Problem to work on: Entries in the following listing are to be copied exactly as they stand.

Data for this task:
BEGIN
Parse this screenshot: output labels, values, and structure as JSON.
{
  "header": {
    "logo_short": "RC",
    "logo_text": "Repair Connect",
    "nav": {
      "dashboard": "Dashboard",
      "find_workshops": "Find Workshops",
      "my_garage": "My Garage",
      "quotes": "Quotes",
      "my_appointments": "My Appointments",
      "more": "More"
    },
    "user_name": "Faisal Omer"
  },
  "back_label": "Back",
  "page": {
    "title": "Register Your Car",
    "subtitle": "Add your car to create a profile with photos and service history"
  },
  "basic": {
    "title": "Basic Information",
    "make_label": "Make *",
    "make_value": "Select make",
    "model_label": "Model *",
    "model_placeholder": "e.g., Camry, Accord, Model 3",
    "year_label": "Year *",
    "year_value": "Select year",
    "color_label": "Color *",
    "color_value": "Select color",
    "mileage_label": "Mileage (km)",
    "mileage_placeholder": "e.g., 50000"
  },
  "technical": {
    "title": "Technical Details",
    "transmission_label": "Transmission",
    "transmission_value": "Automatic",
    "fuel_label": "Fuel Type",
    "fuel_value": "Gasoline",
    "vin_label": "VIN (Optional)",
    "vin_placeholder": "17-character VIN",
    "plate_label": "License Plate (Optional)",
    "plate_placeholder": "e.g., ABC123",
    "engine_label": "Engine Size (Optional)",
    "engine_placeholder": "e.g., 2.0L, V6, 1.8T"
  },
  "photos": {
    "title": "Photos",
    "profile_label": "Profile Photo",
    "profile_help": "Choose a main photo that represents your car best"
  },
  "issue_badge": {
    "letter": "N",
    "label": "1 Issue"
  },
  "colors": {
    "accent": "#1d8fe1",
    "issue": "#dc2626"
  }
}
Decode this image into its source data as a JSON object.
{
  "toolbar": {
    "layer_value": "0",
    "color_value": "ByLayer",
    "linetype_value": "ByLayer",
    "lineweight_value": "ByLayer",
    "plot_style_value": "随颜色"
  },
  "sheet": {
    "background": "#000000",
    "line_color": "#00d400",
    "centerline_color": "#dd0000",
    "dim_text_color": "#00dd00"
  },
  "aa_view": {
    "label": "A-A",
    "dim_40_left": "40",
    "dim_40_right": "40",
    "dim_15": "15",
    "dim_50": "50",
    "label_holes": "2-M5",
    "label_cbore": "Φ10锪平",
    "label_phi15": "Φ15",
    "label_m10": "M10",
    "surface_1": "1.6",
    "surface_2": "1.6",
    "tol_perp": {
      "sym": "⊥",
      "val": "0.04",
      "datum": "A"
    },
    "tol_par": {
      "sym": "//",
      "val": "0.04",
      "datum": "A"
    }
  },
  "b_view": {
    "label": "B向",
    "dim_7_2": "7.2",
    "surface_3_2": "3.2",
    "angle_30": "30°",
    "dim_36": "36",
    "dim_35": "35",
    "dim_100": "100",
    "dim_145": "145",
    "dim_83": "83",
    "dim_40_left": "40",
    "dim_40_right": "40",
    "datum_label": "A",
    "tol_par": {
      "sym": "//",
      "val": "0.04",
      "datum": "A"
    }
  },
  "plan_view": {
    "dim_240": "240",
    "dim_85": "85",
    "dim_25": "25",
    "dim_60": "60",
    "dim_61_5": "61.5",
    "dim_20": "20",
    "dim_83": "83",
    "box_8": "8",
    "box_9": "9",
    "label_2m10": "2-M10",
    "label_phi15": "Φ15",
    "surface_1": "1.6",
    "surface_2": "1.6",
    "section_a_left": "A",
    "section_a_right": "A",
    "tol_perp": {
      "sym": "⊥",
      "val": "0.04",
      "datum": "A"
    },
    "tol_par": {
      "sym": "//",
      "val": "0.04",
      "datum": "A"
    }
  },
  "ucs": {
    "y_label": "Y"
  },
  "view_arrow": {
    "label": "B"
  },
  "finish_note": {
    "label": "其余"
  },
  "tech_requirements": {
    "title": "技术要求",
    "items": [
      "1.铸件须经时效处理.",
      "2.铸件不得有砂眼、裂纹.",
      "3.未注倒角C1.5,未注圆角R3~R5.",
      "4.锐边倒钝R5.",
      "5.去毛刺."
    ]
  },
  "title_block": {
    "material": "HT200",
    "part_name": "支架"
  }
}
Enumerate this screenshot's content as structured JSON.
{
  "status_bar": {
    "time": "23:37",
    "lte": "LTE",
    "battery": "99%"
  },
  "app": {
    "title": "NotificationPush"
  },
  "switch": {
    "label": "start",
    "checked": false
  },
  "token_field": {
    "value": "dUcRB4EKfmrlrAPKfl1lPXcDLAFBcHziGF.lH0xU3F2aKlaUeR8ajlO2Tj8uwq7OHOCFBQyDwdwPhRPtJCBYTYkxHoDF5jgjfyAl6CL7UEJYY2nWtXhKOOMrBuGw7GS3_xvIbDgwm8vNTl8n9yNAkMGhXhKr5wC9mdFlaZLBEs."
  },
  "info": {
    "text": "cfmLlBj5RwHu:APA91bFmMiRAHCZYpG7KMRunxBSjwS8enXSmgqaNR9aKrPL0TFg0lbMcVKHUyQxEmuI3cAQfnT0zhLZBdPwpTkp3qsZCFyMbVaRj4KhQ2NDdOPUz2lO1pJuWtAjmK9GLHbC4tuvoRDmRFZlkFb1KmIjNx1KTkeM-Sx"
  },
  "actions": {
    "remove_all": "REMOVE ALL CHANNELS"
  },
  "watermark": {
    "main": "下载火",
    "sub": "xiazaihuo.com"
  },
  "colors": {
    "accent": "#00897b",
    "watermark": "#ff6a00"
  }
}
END
Your response:
Parse this screenshot: output labels, values, and structure as JSON.
{
  "header": {
    "logo_short": "RC",
    "logo_text": "Repair Connect",
    "nav": {
      "dashboard": "Dashboard",
      "find_workshops": "Find Workshops",
      "my_garage": "My Garage",
      "quotes": "Quotes",
      "my_appointments": "My Appointments",
      "more": "More"
    },
    "user_name": "Faisal Omer"
  },
  "back_label": "Back",
  "page": {
    "title": "Register Your Car",
    "subtitle": "Add your car to create a profile with photos and service history"
  },
  "basic": {
    "title": "Basic Information",
    "make_label": "Make *",
    "make_value": "Select make",
    "model_label": "Model *",
    "model_placeholder": "e.g., Camry, Accord, Model 3",
    "year_label": "Year *",
    "year_value": "Select year",
    "color_label": "Color *",
    "color_value": "Select color",
    "mileage_label": "Mileage (km)",
    "mileage_placeholder": "e.g., 50000"
  },
  "technical": {
    "title": "Technical Details",
    "transmission_label": "Transmission",
    "transmission_value": "Automatic",
    "fuel_label": "Fuel Type",
    "fuel_value": "Gasoline",
    "vin_label": "VIN (Optional)",
    "vin_placeholder": "17-character VIN",
    "plate_label": "License Plate (Optional)",
    "plate_placeholder": "e.g., ABC123",
    "engine_label": "Engine Size (Optional)",
    "engine_placeholder": "e.g., 2.0L, V6, 1.8T"
  },
  "photos": {
    "title": "Photos",
    "profile_label": "Profile Photo",
    "profile_help": "Choose a main photo that represents your car best"
  },
  "issue_badge": {
    "letter": "N",
    "label": "1 Issue"
  },
  "colors": {
    "accent": "#1d8fe1",
    "issue": "#dc2626"
  }
}
Decode this image into its source data as a JSON object.
{
  "toolbar": {
    "layer_value": "0",
    "color_value": "ByLayer",
    "linetype_value": "ByLayer",
    "lineweight_value": "ByLayer",
    "plot_style_value": "随颜色"
  },
  "sheet": {
    "background": "#000000",
    "line_color": "#00d400",
    "centerline_color": "#dd0000",
    "dim_text_color": "#00dd00"
  },
  "aa_view": {
    "label": "A-A",
    "dim_40_left": "40",
    "dim_40_right": "40",
    "dim_15": "15",
    "dim_50": "50",
    "label_holes": "2-M5",
    "label_cbore": "Φ10锪平",
    "label_phi15": "Φ15",
    "label_m10": "M10",
    "surface_1": "1.6",
    "surface_2": "1.6",
    "tol_perp": {
      "sym": "⊥",
      "val": "0.04",
      "datum": "A"
    },
    "tol_par": {
      "sym": "//",
      "val": "0.04",
      "datum": "A"
    }
  },
  "b_view": {
    "label": "B向",
    "dim_7_2": "7.2",
    "surface_3_2": "3.2",
    "angle_30": "30°",
    "dim_36": "36",
    "dim_35": "35",
    "dim_100": "100",
    "dim_145": "145",
    "dim_83": "83",
    "dim_40_left": "40",
    "dim_40_right": "40",
    "datum_label": "A",
    "tol_par": {
      "sym": "//",
      "val": "0.04",
      "datum": "A"
    }
  },
  "plan_view": {
    "dim_240": "240",
    "dim_85": "85",
    "dim_25": "25",
    "dim_60": "60",
    "dim_61_5": "61.5",
    "dim_20": "20",
    "dim_83": "83",
    "box_8": "8",
    "box_9": "9",
    "label_2m10": "2-M10",
    "label_phi15": "Φ15",
    "surface_1": "1.6",
    "surface_2": "1.6",
    "section_a_left": "A",
    "section_a_right": "A",
    "tol_perp": {
      "sym": "⊥",
      "val": "0.04",
      "datum": "A"
    },
    "tol_par": {
      "sym": "//",
      "val": "0.04",
      "datum": "A"
    }
  },
  "ucs": {
    "y_label": "Y"
  },
  "view_arrow": {
    "label": "B"
  },
  "finish_note": {
    "label": "其余"
  },
  "tech_requirements": {
    "title": "技术要求",
    "items": [
      "1.铸件须经时效处理.",
      "2.铸件不得有砂眼、裂纹.",
      "3.未注倒角C1.5,未注圆角R3~R5.",
      "4.锐边倒钝R5.",
      "5.去毛刺."
    ]
  },
  "title_block": {
    "material": "HT200",
    "part_name": "支架"
  }
}
Enumerate this screenshot's content as structured JSON.
{
  "status_bar": {
    "time": "23:37",
    "lte": "LTE",
    "battery": "99%"
  },
  "app": {
    "title": "NotificationPush"
  },
  "switch": {
    "label": "start",
    "checked": false
  },
  "token_field": {
    "value": "dUcRB4EKfmrlrAPKfl1lPXcDLAFBcHziGF.lH0xU3F2aKlaUeR8ajlO2Tj8uwq7OHOCFBQyDwdwPhRPtJCBYTYkxHoDF5jgjfyAl6CL7UEJYY2nWtXhKOOMrBuGw7GS3_xvIbDgwm8vNTl8n9yNAkMGhXhKr5wC9mdFlaZLBEs."
  },
  "info": {
    "text": "cfmLlBj5RwHu:APA91bFmMiRAHCZYpG7KMRunxBSjwS8enXSmgqaNR9aKrPL0TFg0lbMcVKHUyQxEmuI3cAQfnT0zhLZBdPwpTkp3qsZCFyMbVaRj4KhQ2NDdOPUz2lO1pJuWtAjmK9GLHbC4tuvoRDmRFZlkFb1KmIjNx1KTkeM-Sx"
  },
  "actions": {
    "remove_all": "REMOVE ALL CHANNELS"
  },
  "watermark": {
    "main": "下载火",
    "sub": "xiazaihuo.com"
  },
  "colors": {
    "accent": "#00897b",
    "watermark": "#ff6a00"
  }
}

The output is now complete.